For some homeowners mortgages are a great deal. By borrowing against the equity in their own home –the value of this house less the dimensions of the mortgage–owners can take out money at lower prices than most other consumer loans. That makes second mortgages a good way to handle an emergency expense or to repay credit card debt. A second mortgage may be either a home equity loan or a home equity credit line (HELOC).
Federal law, including the Truth in Lending Act and the Home Equity Loan Consumer Protection Act, requires creditors to give anyone looking to take out a second mortgage with complete facts about the rates of interest, fees and closing costs and other expenses involved. Lenders must also show borrowers an annual percentage rate which translates the overall interest and fees –or using a HELOC, only the interest–into a predetermined interest rate, which makes it easier to compare the cost of different supplies. Before this loan is agreed to by them, borrowers are entitled to see this info. When the amounts have changed from the time of closure, they are entitled to back out and ask a refund of any application fees, according to the Federal Deposit Insurance Corp..
In addition to the very low rates of interest, another benefit of taking out a second mortgage is the interest on up to a $100,000 loan or HELOC is tax-deductible, the Investopedia website says. Some lenders will provide high-interest second mortgages for up to 125 percent of the borrower’s equity; in those cases, interest on the portion of the loan which isn’t secured by equity isn’t deductible. In case the proprietor has $60,000 in equity and also occupies $75,000, for example, interest on the extra $15,000 would not be deductible.

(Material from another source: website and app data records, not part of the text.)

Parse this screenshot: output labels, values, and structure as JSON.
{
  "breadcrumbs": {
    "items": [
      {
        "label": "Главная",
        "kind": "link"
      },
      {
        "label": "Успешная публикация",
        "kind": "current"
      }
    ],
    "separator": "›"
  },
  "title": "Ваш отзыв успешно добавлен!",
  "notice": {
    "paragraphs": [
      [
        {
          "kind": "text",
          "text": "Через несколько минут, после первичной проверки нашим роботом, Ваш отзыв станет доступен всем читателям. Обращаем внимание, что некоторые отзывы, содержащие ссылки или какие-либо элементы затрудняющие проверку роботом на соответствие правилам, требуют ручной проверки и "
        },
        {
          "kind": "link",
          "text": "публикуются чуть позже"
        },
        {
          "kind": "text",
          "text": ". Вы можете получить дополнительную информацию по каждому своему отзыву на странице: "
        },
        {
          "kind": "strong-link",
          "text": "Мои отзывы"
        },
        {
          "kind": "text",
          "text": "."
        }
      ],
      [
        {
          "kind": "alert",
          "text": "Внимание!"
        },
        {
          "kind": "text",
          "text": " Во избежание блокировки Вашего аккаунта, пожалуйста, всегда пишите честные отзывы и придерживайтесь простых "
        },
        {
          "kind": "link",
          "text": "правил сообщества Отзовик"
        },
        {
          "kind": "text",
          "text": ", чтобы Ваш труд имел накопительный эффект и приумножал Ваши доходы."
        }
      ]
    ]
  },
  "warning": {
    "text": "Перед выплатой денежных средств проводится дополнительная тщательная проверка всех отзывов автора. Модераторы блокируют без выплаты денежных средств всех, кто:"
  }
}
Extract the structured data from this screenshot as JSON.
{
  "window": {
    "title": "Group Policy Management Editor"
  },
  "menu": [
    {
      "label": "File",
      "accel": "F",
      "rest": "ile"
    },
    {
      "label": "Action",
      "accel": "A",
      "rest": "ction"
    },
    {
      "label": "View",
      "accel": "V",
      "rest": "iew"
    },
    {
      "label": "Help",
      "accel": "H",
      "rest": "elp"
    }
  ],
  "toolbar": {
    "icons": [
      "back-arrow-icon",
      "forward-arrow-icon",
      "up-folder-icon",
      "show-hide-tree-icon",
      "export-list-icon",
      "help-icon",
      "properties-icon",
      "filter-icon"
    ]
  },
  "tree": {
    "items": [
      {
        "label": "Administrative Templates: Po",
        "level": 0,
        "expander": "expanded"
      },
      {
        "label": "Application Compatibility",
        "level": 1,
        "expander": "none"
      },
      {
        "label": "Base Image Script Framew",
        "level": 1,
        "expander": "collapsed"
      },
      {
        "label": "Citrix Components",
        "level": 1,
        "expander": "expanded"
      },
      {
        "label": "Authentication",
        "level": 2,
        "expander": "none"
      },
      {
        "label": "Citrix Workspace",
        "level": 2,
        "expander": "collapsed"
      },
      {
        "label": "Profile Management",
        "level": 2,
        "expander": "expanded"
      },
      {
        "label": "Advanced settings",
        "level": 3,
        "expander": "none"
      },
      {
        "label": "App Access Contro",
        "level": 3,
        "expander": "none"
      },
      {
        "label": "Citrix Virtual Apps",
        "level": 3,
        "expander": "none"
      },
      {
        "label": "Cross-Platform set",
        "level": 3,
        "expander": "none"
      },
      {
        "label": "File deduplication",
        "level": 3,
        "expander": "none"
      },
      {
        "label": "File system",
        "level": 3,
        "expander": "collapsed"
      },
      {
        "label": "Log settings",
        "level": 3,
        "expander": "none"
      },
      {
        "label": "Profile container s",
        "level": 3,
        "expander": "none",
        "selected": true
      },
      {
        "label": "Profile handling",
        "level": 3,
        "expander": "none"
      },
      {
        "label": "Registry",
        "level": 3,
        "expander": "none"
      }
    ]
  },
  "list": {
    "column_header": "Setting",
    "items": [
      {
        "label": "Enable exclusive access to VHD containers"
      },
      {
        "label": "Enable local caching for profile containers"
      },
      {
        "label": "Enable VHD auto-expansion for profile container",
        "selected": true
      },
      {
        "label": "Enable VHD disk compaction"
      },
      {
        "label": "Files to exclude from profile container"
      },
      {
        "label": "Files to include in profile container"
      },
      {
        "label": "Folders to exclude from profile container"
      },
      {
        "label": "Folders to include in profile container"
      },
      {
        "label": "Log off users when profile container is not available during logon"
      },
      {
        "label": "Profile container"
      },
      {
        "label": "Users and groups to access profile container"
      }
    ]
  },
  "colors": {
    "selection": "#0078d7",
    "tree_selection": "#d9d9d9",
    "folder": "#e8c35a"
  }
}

The lender can begin foreclosure as the first-mortgage holder may, if a homeowner defaults on a second mortgage. The bank’s interest is authorised to the first mortgage, the NOLO legal website says, so no matter who initiates the sale, the senior lender must be paid off first before a second- or third- mortgage lender receives any money. Junior creditors can sue in court if the foreclosure sale does not recover the money that they lent the homeowner. If a homeowner proposes a short sale–finding a purchaser with a better deal than the creditors could expect to get in a foreclosure auction purchase –all mortgage holders must agree to the sale.